Burmeister hopes that more funding will be given to peer-based organizations as more and more agencies throughout the province begin to recognize that peers have value. She envisions CSUN one day having its own space with a safe consumption site, harm reduction supplies and space to host Narcotics or Alcoholics Anonymous meetings.
For now, the group meets around once or twice a month, along with a community expert who keeps the peers in the loop about those who may be at risk. They work on initiatives like International Overdose Awareness Day and vote and decide on who is the best representative from the group to act for the north at various events they are invited to.
They are also helping to organize an event entitled “Building a Compassionate Approach: Substance Use, Harm Reduction and the Public Health Emergency,” which is open to all and will take place Sept. 5-6 in Quesnel, with two days of expert speakers and workshops.
Burmeister also said she hopes peers will one day have access to counselling services and other resources offered to other front-line workers who encounter overdose deaths.
Sarah Blyth, executive director of the Overdose Prevention Society, told Black Press in a recent interview that peer volunteers are often the first people on the scene, reviving drug users with naloxone and other emergency measures.
“They’re the unsung heroes for sure in this crisis,” she said.
Overdose Awareness Day will be an important event to help the community understand that overdose deaths are preventable, said Burmeister.
“We think it’s important that our community recognize these are preventable deaths.
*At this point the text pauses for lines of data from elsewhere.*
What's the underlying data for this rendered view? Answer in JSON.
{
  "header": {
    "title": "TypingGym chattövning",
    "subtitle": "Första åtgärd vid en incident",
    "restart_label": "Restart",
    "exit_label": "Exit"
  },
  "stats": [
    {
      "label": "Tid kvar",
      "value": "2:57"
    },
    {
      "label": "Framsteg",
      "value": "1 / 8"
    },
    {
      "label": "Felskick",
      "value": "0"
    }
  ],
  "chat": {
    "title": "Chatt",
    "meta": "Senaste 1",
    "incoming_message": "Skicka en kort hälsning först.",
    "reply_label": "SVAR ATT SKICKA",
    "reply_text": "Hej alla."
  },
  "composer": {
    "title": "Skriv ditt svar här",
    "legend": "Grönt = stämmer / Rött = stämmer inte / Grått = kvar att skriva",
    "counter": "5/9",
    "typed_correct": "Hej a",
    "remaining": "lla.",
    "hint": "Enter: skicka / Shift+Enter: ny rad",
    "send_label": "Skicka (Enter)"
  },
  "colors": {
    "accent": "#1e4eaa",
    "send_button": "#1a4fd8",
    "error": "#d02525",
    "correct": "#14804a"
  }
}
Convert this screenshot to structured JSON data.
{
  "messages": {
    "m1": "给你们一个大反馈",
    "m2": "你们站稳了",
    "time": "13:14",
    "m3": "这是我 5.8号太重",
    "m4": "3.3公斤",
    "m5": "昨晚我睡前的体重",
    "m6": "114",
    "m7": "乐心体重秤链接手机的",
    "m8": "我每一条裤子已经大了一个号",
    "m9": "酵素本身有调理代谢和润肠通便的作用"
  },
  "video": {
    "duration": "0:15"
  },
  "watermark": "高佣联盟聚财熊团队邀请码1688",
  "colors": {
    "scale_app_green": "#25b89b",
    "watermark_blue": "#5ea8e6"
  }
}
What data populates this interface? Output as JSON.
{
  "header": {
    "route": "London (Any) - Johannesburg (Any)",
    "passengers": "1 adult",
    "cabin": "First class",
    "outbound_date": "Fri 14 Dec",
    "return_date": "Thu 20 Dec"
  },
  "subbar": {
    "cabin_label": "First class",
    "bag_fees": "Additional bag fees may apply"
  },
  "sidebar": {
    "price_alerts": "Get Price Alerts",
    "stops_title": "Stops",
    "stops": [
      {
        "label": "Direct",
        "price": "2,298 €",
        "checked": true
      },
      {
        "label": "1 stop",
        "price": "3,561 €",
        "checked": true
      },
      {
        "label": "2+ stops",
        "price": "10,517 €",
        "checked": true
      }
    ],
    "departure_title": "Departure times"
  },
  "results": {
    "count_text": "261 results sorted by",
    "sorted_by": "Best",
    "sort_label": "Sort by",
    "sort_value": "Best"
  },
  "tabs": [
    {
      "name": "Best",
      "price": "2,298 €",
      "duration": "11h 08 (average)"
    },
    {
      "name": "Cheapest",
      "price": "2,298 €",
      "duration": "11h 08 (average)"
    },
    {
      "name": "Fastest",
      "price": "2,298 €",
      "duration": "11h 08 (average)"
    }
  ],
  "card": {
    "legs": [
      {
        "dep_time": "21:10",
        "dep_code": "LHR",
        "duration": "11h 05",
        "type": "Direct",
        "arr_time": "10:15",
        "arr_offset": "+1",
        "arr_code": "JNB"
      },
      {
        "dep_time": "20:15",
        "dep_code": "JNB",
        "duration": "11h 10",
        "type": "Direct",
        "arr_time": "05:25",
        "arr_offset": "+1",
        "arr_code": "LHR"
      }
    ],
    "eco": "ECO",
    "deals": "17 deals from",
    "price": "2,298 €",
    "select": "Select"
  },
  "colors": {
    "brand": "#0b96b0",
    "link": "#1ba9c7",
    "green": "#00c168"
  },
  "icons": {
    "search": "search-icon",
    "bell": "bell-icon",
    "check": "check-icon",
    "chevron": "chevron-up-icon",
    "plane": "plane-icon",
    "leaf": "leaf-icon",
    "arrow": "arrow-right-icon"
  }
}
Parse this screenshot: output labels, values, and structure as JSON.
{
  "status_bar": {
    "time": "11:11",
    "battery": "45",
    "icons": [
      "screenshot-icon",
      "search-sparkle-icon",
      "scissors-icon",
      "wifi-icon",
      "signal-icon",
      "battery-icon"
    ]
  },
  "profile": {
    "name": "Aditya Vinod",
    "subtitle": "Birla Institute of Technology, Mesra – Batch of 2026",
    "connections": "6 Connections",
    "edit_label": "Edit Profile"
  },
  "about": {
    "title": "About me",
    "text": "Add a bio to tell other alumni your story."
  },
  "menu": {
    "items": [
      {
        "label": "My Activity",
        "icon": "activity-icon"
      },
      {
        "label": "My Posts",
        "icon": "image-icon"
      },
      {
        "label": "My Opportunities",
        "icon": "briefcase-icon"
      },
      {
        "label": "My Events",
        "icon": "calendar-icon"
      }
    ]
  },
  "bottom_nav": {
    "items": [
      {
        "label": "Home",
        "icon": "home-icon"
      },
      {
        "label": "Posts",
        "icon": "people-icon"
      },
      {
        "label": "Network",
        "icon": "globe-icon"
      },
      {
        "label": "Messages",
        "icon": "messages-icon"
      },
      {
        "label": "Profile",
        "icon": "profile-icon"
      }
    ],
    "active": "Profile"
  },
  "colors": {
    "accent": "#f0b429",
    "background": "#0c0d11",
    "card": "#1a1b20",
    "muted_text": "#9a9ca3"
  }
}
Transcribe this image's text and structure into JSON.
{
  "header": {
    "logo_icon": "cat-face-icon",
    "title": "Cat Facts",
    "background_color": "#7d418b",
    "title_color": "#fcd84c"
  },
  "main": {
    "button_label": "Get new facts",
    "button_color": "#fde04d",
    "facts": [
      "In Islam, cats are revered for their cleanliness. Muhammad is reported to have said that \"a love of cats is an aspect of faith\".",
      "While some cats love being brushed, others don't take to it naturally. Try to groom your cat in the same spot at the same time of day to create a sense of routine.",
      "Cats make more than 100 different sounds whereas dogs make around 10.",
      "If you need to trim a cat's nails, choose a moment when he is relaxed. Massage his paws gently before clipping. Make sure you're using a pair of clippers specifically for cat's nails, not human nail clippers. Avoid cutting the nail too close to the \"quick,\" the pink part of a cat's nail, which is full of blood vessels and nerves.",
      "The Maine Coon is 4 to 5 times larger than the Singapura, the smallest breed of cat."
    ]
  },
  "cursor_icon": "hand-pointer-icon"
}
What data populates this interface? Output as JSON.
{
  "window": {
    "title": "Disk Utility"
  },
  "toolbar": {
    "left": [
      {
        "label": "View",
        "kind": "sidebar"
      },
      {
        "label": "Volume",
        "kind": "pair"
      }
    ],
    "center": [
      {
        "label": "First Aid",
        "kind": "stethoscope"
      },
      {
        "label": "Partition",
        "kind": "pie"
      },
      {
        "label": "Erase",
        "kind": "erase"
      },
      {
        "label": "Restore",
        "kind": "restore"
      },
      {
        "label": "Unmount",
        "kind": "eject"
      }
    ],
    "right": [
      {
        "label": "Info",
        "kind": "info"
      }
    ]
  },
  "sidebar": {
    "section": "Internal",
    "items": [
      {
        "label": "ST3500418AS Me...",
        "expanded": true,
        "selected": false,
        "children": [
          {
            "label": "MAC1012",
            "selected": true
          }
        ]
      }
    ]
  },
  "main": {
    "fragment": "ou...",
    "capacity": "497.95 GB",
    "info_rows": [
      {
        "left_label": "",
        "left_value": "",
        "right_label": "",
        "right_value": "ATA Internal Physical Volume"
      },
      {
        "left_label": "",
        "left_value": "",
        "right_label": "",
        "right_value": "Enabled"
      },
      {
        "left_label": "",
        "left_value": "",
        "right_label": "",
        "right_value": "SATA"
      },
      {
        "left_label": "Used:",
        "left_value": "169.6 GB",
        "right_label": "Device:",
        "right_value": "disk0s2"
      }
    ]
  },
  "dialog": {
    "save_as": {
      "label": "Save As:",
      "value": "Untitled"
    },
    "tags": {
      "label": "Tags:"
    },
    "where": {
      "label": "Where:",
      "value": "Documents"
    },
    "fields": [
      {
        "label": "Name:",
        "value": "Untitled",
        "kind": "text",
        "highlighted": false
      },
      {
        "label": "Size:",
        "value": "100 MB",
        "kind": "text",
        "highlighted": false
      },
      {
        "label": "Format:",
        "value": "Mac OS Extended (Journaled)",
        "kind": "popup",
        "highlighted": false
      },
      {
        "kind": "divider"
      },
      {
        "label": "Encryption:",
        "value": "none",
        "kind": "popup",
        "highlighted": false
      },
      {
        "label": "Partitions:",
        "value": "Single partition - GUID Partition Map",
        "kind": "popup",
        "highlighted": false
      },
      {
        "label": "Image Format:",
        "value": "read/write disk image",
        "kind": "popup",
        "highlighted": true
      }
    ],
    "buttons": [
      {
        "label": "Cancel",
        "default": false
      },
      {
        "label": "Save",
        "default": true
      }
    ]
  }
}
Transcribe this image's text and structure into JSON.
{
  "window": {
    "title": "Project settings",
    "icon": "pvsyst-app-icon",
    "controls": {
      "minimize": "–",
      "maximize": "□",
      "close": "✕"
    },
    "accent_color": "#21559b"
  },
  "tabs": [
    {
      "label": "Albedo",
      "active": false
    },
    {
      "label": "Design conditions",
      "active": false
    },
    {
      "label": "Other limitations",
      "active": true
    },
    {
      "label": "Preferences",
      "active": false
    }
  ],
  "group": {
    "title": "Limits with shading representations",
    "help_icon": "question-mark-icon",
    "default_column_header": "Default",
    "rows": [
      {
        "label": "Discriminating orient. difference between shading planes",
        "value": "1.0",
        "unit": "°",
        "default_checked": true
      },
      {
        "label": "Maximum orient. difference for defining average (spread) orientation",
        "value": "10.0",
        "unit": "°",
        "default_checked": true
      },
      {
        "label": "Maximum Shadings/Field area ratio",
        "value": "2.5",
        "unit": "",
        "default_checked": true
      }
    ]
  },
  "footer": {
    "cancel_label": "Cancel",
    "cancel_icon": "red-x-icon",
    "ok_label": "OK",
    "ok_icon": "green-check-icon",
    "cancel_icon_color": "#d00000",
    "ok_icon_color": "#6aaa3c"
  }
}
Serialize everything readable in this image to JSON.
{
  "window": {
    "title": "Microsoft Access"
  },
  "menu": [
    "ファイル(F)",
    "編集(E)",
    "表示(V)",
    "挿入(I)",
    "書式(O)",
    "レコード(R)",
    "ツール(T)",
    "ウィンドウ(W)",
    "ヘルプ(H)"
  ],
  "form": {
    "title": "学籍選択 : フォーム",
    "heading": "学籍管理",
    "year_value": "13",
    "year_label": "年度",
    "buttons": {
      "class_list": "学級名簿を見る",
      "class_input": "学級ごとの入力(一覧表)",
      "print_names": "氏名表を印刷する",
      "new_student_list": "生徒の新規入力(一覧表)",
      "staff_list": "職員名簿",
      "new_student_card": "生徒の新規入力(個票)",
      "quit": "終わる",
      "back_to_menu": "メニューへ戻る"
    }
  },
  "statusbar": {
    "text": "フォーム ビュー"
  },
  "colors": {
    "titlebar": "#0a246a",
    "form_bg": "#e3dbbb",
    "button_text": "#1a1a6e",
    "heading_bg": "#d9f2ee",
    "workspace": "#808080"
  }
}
It’s important for people to have a visual, because we don’t always recognize the loss in our community,” she said, adding that Quesnel has recently suffered a few overdose deaths.
“It’s about education. If you challenge people to think about it and educate themselves, you can’t deny the obvious,” she said, also noting: “We are systemically programmed to think that anyone who is using is bad, and we need to recognize that is not the case. Amazing people are doing amazing things.”
For those with negative comments, Burmeister said she tries to challenge their perspectives; but ultimately, she’s not interested in arguing with someone who is set in their beliefs.
“I will not spend time and energy trying to change peoples’ views. I just do the work that I do, because I know what it means.”